* ASSIGNED TASK
Starting at the top line and ending at the last, restate the records exactly.

* RECORDS FOR PROCESSING
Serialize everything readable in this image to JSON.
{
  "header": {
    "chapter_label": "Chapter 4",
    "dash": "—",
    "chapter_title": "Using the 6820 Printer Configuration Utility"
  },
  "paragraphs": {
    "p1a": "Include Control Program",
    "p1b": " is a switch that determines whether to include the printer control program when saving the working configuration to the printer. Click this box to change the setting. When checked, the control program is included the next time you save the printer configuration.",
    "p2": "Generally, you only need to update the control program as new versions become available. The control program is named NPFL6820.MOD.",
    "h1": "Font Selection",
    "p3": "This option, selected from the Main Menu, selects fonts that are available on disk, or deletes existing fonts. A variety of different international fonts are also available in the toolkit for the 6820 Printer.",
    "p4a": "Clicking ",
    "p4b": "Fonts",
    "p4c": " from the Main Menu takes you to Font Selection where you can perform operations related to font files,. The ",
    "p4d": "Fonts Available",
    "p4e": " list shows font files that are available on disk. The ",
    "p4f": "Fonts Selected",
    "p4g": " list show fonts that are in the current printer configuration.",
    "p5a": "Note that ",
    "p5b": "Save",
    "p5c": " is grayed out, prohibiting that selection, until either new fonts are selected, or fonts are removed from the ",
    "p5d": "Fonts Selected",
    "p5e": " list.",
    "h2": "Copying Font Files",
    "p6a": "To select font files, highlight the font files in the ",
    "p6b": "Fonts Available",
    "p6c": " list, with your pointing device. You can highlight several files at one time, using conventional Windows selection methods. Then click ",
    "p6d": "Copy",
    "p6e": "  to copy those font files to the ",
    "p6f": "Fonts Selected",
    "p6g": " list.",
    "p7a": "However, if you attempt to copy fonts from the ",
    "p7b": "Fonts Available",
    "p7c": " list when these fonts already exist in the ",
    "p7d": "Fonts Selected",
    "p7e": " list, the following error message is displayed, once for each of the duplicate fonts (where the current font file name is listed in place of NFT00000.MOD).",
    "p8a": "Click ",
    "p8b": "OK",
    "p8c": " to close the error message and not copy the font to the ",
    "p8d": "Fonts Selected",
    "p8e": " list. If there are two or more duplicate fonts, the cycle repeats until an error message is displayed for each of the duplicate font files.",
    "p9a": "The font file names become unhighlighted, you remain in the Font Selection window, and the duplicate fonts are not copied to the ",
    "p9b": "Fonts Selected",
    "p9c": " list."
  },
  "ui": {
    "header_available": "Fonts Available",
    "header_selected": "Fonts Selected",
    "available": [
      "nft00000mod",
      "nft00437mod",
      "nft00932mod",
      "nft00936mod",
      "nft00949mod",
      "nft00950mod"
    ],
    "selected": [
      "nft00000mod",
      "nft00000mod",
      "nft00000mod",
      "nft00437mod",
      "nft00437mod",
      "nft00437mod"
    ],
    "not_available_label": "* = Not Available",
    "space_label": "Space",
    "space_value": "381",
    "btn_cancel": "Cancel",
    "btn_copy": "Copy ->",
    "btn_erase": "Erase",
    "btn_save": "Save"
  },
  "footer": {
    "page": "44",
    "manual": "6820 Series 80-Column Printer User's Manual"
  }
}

* TASK SOLUTION
Serialize everything readable in this image to JSON.
{
  "header": {
    "chapter_label": "Chapter 4",
    "dash": "—",
    "chapter_title": "Using the 6820 Printer Configuration Utility"
  },
  "paragraphs": {
    "p1a": "Include Control Program",
    "p1b": " is a switch that determines whether to include the printer control program when saving the working configuration to the printer. Click this box to change the setting. When checked, the control program is included the next time you save the printer configuration.",
    "p2": "Generally, you only need to update the control program as new versions become available. The control program is named NPFL6820.MOD.",
    "h1": "Font Selection",
    "p3": "This option, selected from the Main Menu, selects fonts that are available on disk, or deletes existing fonts. A variety of different international fonts are also available in the toolkit for the 6820 Printer.",
    "p4a": "Clicking ",
    "p4b": "Fonts",
    "p4c": " from the Main Menu takes you to Font Selection where you can perform operations related to font files,. The ",
    "p4d": "Fonts Available",
    "p4e": " list shows font files that are available on disk. The ",
    "p4f": "Fonts Selected",
    "p4g": " list show fonts that are in the current printer configuration.",
    "p5a": "Note that ",
    "p5b": "Save",
    "p5c": " is grayed out, prohibiting that selection, until either new fonts are selected, or fonts are removed from the ",
    "p5d": "Fonts Selected",
    "p5e": " list.",
    "h2": "Copying Font Files",
    "p6a": "To select font files, highlight the font files in the ",
    "p6b": "Fonts Available",
    "p6c": " list, with your pointing device. You can highlight several files at one time, using conventional Windows selection methods. Then click ",
    "p6d": "Copy",
    "p6e": "  to copy those font files to the ",
    "p6f": "Fonts Selected",
    "p6g": " list.",
    "p7a": "However, if you attempt to copy fonts from the ",
    "p7b": "Fonts Available",
    "p7c": " list when these fonts already exist in the ",
    "p7d": "Fonts Selected",
    "p7e": " list, the following error message is displayed, once for each of the duplicate fonts (where the current font file name is listed in place of NFT00000.MOD).",
    "p8a": "Click ",
    "p8b": "OK",
    "p8c": " to close the error message and not copy the font to the ",
    "p8d": "Fonts Selected",
    "p8e": " list. If there are two or more duplicate fonts, the cycle repeats until an error message is displayed for each of the duplicate font files.",
    "p9a": "The font file names become unhighlighted, you remain in the Font Selection window, and the duplicate fonts are not copied to the ",
    "p9b": "Fonts Selected",
    "p9c": " list."
  },
  "ui": {
    "header_available": "Fonts Available",
    "header_selected": "Fonts Selected",
    "available": [
      "nft00000mod",
      "nft00437mod",
      "nft00932mod",
      "nft00936mod",
      "nft00949mod",
      "nft00950mod"
    ],
    "selected": [
      "nft00000mod",
      "nft00000mod",
      "nft00000mod",
      "nft00437mod",
      "nft00437mod",
      "nft00437mod"
    ],
    "not_available_label": "* = Not Available",
    "space_label": "Space",
    "space_value": "381",
    "btn_cancel": "Cancel",
    "btn_copy": "Copy ->",
    "btn_erase": "Erase",
    "btn_save": "Save"
  },
  "footer": {
    "page": "44",
    "manual": "6820 Series 80-Column Printer User's Manual"
  }
}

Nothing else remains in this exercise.